> **SUPPLIED DATA**:
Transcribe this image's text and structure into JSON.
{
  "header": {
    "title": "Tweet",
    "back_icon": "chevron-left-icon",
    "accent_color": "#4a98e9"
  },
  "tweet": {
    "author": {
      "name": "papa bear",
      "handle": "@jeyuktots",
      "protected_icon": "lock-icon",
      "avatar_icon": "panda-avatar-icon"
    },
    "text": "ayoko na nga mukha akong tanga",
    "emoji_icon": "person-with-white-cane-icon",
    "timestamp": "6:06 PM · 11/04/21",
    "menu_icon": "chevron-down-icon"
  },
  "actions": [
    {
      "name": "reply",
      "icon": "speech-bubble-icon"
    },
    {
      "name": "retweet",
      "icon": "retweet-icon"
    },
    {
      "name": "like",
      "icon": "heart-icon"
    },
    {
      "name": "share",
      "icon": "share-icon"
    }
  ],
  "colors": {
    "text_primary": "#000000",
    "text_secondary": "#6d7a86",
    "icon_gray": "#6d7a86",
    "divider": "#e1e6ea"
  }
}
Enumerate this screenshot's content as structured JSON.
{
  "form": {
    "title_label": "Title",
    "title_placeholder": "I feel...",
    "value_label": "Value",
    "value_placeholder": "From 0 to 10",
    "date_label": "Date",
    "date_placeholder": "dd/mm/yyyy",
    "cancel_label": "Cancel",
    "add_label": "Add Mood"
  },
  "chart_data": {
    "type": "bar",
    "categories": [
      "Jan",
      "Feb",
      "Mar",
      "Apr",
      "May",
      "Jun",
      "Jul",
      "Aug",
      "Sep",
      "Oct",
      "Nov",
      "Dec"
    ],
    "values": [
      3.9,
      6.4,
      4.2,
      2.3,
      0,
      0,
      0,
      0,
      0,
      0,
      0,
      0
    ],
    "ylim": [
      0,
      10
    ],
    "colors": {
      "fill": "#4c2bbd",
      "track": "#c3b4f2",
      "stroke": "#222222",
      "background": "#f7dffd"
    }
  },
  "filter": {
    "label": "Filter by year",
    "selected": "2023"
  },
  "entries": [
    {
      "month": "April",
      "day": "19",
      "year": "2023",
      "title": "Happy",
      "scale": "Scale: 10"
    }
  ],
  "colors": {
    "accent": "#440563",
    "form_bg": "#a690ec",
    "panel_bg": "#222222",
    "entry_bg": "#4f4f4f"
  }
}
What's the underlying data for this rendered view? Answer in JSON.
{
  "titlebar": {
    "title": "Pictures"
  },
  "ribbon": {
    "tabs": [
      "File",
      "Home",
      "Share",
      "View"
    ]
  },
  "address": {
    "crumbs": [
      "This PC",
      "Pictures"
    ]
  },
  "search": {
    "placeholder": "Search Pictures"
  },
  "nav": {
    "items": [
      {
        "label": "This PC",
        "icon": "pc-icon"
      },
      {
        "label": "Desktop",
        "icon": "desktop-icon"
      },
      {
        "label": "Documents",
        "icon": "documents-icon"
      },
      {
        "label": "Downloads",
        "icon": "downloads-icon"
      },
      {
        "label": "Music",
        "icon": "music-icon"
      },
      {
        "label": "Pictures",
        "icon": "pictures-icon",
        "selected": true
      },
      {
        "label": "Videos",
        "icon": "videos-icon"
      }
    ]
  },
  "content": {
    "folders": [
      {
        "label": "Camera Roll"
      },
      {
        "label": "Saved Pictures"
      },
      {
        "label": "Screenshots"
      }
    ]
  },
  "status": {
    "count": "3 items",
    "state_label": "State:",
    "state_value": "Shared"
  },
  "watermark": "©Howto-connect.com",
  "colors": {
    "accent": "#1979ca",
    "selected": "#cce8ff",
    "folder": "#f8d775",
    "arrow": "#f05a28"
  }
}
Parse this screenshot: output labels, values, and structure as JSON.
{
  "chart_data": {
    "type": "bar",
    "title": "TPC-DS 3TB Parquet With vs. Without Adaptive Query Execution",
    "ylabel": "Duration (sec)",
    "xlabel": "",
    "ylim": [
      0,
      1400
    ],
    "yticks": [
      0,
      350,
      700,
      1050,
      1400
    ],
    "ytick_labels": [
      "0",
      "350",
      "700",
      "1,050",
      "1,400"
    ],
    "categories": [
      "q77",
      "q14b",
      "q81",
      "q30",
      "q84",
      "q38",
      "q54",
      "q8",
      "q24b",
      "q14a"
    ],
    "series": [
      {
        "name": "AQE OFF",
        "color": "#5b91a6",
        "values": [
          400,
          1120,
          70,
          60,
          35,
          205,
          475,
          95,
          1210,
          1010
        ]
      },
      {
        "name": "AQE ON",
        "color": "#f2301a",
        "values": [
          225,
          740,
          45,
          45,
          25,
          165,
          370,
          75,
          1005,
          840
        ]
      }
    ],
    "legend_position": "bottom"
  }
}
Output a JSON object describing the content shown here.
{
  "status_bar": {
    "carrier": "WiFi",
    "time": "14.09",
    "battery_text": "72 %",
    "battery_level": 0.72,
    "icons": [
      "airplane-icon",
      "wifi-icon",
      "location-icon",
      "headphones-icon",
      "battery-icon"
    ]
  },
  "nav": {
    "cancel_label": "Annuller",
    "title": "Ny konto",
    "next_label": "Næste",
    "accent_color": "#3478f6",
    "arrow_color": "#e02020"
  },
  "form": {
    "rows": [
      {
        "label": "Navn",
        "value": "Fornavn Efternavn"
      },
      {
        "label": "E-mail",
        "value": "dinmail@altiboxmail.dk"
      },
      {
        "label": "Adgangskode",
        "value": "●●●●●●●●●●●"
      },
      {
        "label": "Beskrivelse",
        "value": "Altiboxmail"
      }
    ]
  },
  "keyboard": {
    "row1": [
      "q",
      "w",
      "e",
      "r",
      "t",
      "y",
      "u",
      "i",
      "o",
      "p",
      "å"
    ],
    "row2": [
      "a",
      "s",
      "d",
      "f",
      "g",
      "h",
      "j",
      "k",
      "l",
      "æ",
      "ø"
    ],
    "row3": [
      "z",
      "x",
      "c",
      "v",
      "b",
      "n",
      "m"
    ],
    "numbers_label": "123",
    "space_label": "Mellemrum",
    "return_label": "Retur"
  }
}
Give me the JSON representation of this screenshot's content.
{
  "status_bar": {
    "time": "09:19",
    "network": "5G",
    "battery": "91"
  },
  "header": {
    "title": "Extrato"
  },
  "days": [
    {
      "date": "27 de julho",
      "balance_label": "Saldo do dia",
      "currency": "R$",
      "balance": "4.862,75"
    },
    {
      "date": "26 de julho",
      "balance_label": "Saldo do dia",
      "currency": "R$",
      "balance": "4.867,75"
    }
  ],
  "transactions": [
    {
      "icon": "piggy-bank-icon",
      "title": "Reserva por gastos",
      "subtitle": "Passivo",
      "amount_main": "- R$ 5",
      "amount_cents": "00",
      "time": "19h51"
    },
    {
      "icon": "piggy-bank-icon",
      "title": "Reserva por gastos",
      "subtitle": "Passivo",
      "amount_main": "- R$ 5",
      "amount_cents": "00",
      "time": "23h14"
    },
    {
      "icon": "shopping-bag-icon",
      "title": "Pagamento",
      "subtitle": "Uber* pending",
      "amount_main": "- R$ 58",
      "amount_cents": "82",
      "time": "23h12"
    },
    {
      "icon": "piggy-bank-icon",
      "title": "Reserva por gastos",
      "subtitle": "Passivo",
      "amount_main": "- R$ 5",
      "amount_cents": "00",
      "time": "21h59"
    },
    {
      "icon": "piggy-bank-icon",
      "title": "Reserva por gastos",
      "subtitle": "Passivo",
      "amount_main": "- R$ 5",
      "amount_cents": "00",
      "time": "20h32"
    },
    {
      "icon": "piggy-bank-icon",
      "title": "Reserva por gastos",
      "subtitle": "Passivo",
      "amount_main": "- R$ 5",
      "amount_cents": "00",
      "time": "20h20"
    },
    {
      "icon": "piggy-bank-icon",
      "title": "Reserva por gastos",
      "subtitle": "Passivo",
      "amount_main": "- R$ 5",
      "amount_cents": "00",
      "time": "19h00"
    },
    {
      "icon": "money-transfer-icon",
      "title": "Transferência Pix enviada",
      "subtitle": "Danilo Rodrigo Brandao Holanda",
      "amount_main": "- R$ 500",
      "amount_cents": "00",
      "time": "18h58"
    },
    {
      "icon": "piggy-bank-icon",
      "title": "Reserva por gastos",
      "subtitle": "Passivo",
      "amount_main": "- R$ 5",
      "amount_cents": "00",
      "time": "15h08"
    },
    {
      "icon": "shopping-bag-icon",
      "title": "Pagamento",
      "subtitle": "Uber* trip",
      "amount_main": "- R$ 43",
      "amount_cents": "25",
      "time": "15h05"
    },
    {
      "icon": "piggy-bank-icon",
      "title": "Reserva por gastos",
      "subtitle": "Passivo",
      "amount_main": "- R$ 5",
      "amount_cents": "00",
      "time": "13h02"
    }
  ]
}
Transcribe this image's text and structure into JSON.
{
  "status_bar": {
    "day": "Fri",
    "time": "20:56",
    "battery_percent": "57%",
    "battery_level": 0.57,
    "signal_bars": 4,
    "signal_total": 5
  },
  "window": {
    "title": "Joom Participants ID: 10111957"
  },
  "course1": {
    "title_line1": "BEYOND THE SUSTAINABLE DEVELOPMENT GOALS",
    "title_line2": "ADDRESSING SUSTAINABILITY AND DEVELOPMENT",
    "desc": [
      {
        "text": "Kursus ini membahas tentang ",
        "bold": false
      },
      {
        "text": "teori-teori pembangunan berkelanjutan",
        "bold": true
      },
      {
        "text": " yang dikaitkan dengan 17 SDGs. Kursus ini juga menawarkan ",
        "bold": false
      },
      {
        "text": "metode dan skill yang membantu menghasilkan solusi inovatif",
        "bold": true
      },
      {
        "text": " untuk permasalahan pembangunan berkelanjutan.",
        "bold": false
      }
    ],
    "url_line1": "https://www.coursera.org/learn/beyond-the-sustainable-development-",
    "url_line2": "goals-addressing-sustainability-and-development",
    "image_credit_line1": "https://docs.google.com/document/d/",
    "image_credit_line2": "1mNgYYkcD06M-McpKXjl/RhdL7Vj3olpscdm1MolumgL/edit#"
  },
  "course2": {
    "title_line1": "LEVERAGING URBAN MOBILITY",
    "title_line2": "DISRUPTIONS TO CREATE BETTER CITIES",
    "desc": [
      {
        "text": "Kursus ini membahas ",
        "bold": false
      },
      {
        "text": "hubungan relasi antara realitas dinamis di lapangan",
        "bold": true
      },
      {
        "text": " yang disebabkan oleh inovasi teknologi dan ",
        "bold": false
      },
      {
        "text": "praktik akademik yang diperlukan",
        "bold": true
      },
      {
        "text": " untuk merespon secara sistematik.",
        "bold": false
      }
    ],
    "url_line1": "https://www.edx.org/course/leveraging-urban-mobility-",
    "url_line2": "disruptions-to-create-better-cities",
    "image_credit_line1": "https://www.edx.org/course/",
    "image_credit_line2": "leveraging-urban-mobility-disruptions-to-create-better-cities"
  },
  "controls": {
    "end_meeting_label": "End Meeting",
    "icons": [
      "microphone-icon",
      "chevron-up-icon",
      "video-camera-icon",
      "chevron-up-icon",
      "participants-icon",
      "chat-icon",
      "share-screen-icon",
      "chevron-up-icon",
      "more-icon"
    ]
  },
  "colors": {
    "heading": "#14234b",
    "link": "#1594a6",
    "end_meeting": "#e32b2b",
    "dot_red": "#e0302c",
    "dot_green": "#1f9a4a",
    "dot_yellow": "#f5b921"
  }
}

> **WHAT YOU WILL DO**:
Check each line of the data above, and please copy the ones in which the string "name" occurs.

> **ANSWER SECTION**:
      "name": "papa bear",
      "name": "reply",
      "name": "retweet",
      "name": "like",
      "name": "share",
        "name": "AQE OFF",
        "name": "AQE ON",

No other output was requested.